After the DBA spent an hour walking the developers through the presentation and answering questions, these developers understood the impact of less-selective queries. As days and weeks passed, and often when the DBA was visiting the developer realm, developers would jokingly remind each other to not thrash that buffer cache unless they wanted the DBA to get after them. Although the training was succinct and simplified, it closed the language gap, resulting in improved query selection criteria, smaller result sets, and less buffer cache "thrashing."
The point is that even people in the same industry do not necessarily speak the same language. DevOps introduces another language gap that requires purposeful definition to keep all members of the team aligned. This book presumes that readers are technically savvy and already familiar with DevOps and the core terminology, but it may not be true as they begin working with DBAs. Accelerating DBA engagement requires DBAs to understand the DevOps principles and foundational constructs.
Experienced DevOps team members need to educate DBAs on processes, continuous integration and delivery, and the implemented tool set. Demonstrating how code is built, tested, integrated, and released helps DBAs determine where best to interject changes supporting the code cycle. DBAs also need early notification when system changes are necessary, allowing time for the reconfiguration to be completed, tested, security approved, and automated for pipeline consumption.
Differentiating which DBA inputs to put forth for absorption into existing agile and DevOps processes demands collaborative effort between existing team members and newly assigned DBAs. Cohesive integration to advance the undertaking of capturing additional value at decreased costs lengthens the backbone — the code generation process definitions from start to finish — of the movement, triggering existing processes to be rehashed, or repurposed, and then reacclimated within the SDLC cycle.

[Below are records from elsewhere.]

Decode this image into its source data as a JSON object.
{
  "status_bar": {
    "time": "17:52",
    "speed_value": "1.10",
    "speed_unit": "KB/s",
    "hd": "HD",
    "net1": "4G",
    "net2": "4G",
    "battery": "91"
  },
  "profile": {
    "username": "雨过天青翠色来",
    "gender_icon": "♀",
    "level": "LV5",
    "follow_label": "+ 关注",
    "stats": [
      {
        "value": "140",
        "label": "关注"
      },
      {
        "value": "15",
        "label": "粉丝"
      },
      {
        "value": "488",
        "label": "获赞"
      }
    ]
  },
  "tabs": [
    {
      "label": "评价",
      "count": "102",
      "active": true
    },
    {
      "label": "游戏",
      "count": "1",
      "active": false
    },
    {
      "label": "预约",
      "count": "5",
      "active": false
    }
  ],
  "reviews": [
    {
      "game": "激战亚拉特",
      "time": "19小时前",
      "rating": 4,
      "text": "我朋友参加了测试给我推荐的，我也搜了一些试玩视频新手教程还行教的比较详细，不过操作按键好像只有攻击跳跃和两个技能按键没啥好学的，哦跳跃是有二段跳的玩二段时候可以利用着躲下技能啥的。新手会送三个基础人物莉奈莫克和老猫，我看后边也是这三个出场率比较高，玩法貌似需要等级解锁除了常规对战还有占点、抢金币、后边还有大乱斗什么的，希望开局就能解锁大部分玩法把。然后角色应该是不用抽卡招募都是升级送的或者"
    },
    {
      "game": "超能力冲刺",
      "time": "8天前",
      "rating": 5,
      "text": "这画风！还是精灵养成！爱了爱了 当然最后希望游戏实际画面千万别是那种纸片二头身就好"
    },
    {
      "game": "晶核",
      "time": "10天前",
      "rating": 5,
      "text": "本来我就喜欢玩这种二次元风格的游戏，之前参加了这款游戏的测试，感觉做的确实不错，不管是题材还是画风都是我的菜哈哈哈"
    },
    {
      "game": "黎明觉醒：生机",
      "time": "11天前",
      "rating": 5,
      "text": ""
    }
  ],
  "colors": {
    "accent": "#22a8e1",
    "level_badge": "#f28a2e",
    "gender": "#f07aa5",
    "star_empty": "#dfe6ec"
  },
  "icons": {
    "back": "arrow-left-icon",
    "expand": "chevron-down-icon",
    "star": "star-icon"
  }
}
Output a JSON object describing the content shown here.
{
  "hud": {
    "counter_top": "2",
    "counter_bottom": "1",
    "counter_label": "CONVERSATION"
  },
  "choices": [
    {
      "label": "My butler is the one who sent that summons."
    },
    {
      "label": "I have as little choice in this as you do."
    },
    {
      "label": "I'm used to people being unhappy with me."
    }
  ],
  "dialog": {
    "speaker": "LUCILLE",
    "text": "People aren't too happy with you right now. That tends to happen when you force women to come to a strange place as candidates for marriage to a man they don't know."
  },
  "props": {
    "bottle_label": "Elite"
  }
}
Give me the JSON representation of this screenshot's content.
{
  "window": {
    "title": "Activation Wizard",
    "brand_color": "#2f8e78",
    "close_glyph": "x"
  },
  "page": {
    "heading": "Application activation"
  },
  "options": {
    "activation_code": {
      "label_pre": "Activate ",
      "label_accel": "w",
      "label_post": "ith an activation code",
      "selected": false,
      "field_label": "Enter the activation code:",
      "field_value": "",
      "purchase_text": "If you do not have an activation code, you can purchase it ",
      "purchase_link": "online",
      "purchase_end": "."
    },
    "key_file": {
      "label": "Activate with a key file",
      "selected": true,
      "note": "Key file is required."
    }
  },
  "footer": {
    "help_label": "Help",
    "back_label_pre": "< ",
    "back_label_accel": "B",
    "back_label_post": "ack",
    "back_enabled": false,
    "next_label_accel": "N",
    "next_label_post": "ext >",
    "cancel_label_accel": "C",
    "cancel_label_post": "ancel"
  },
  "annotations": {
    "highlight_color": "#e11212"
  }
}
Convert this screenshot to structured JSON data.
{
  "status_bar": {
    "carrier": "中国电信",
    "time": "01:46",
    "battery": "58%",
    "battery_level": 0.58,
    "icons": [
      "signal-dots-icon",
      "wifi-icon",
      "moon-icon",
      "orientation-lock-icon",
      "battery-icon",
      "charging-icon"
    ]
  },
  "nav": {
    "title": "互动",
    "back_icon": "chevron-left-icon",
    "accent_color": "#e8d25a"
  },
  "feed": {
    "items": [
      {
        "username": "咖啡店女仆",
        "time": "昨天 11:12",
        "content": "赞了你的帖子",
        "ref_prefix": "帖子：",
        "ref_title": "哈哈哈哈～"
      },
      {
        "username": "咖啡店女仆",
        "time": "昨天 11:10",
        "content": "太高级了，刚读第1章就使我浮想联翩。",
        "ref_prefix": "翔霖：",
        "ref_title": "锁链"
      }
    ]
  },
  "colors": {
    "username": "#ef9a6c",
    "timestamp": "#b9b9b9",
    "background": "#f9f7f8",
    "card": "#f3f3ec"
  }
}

Together, DBAs and DevOps team members make old things new again as processes throughout the development, testing, release, and operations support pathway are refined to incorporate DBA tools, change methods, and metrics. The critical goal is to not disrupt the code delivery schedule while reaffirming the automation and process sequence preciseness. Sanctioning a parallel environment that initially mirrors the primary build-to-release architecture onto which the DBA components get added enables a side-by-side comparison to ensure that updated processes work correctly. Of course, automation oversees the execution, examination, and effects reporting.
Quick to Value, Delight the Customer
Excitement for DevOps, besides the "it's the cool thing now" factor, stems from years of frustration as IT professionals have been viewed as moneywasting, unresponsive, slow to deliver, and second-rate business citizens. One of my pet peeves has been the "IT alignment to the business" language. Viewing IT as an "outside" entity having to blend in plans to support or conform to the rest of the business accounts for much disillusion and poor esprit de corps.
When agile development (and DevOps in close pursuit) exploded in popularity, IT folks finally envisioned a promising future in which product delivery proficiencies incessantly eliminate time, process, approval, and implementation waste, and then rocket delivery to the customer. One Lean principle is establish pull. Customers establish pull inherently when reporting problems or requesting new product functionality. IT's capability to deliver has never been this radically empowered, in which demand (pull) can be satisfied within a customer's time expectations.
As consolidated teams, call them agile or DevOps, build new or decouple established services from monolithic applications, change footprints become much smaller (think microservices), making it possible to deploy code quickly with minimal risk. With speed united with smaller code chunks, a failed release becomes no more than a temporary blip on the radar.
This blog is an excerpt from Mike Cuppet's book: DevOps, DBAs, and DBaaS